Provided information:
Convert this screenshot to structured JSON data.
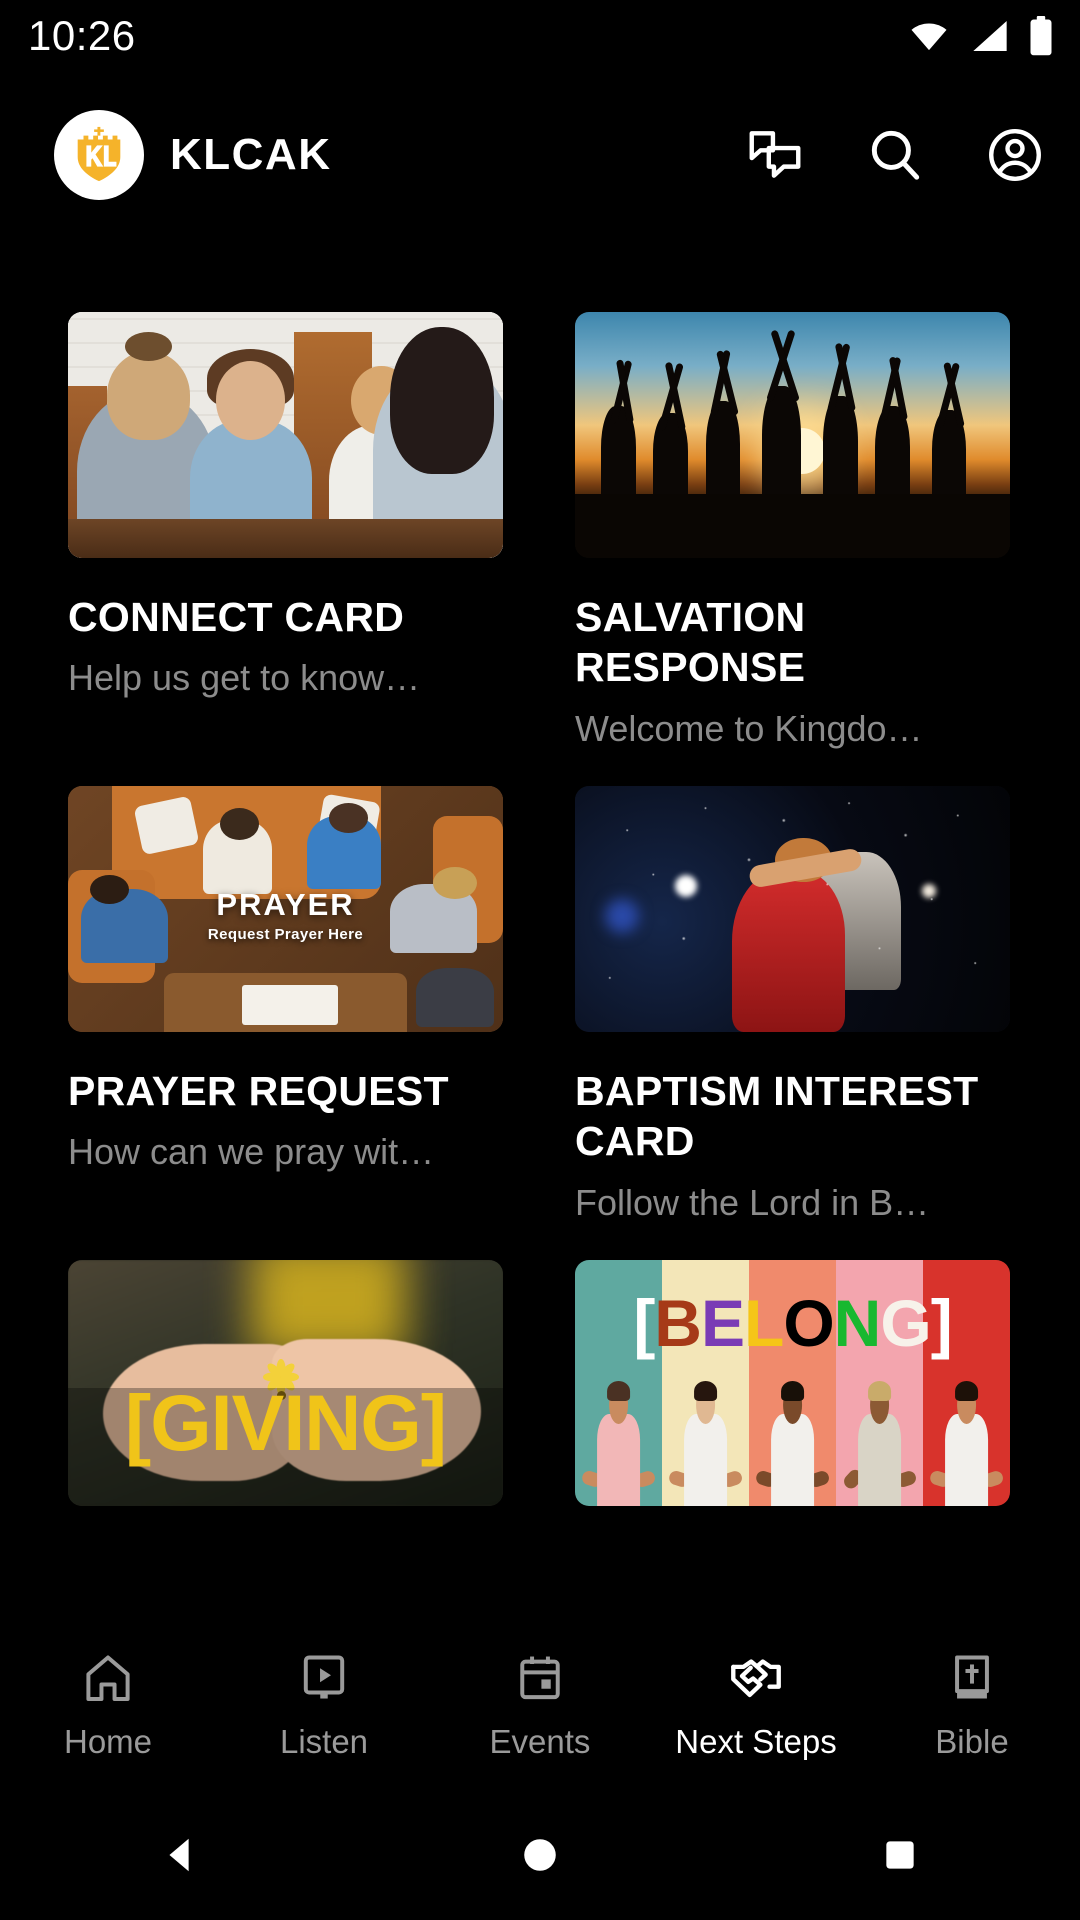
{
  "status_bar": {
    "time": "10:26",
    "icons": [
      "wifi-icon",
      "cellular-signal-icon",
      "battery-icon"
    ]
  },
  "header": {
    "logo_alt": "klcak-logo",
    "brand_name": "KLCAK",
    "logo_color": "#f5b32a",
    "actions": [
      {
        "name": "chat-icon",
        "label": "Chat"
      },
      {
        "name": "search-icon",
        "label": "Search"
      },
      {
        "name": "account-icon",
        "label": "Account"
      }
    ]
  },
  "cards": [
    {
      "title": "CONNECT CARD",
      "subtitle": "Help us get to know…",
      "art": "people-at-table-photo"
    },
    {
      "title": "SALVATION RESPONSE",
      "subtitle": "Welcome to Kingdo…",
      "art": "raised-hands-sunset-photo"
    },
    {
      "title": "PRAYER REQUEST",
      "subtitle": "How can we pray wit…",
      "art": "prayer-circle-photo",
      "overlay_title": "PRAYER",
      "overlay_subtitle": "Request Prayer Here"
    },
    {
      "title": "BAPTISM INTEREST CARD",
      "subtitle": "Follow the Lord in B…",
      "art": "baptism-embrace-photo"
    },
    {
      "title": "",
      "subtitle": "",
      "art": "giving-hands-flower-photo",
      "overlay_title": "[GIVING]",
      "overlay_color": "#f0c419"
    },
    {
      "title": "",
      "subtitle": "",
      "art": "belong-people-stripes-photo",
      "overlay_letters": [
        {
          "char": "[",
          "color": "#ffffff"
        },
        {
          "char": "B",
          "color": "#a63a18"
        },
        {
          "char": "E",
          "color": "#7a3bb5"
        },
        {
          "char": "L",
          "color": "#f5c518"
        },
        {
          "char": "O",
          "color": "#000000"
        },
        {
          "char": "N",
          "color": "#18b830"
        },
        {
          "char": "G",
          "color": "#f7f2ea"
        },
        {
          "char": "]",
          "color": "#ffffff"
        }
      ],
      "stripe_colors": [
        "#5fa9a0",
        "#f3e6b8",
        "#f08a6c",
        "#f3a5ae",
        "#d8332c"
      ]
    }
  ],
  "tab_bar": {
    "active": "Next Steps",
    "items": [
      {
        "label": "Home",
        "icon": "home-icon"
      },
      {
        "label": "Listen",
        "icon": "media-play-icon"
      },
      {
        "label": "Events",
        "icon": "calendar-icon"
      },
      {
        "label": "Next Steps",
        "icon": "handshake-icon"
      },
      {
        "label": "Bible",
        "icon": "bible-book-icon"
      }
    ]
  },
  "android_nav": {
    "buttons": [
      {
        "name": "back-button",
        "icon": "triangle-back-icon"
      },
      {
        "name": "home-button",
        "icon": "circle-home-icon"
      },
      {
        "name": "recents-button",
        "icon": "square-recents-icon"
      }
    ]
  }
}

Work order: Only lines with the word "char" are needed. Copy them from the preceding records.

Exercise output:
          "char": "[",
          "char": "B",
          "char": "E",
          "char": "L",
          "char": "O",
          "char": "N",
          "char": "G",
          "char": "]",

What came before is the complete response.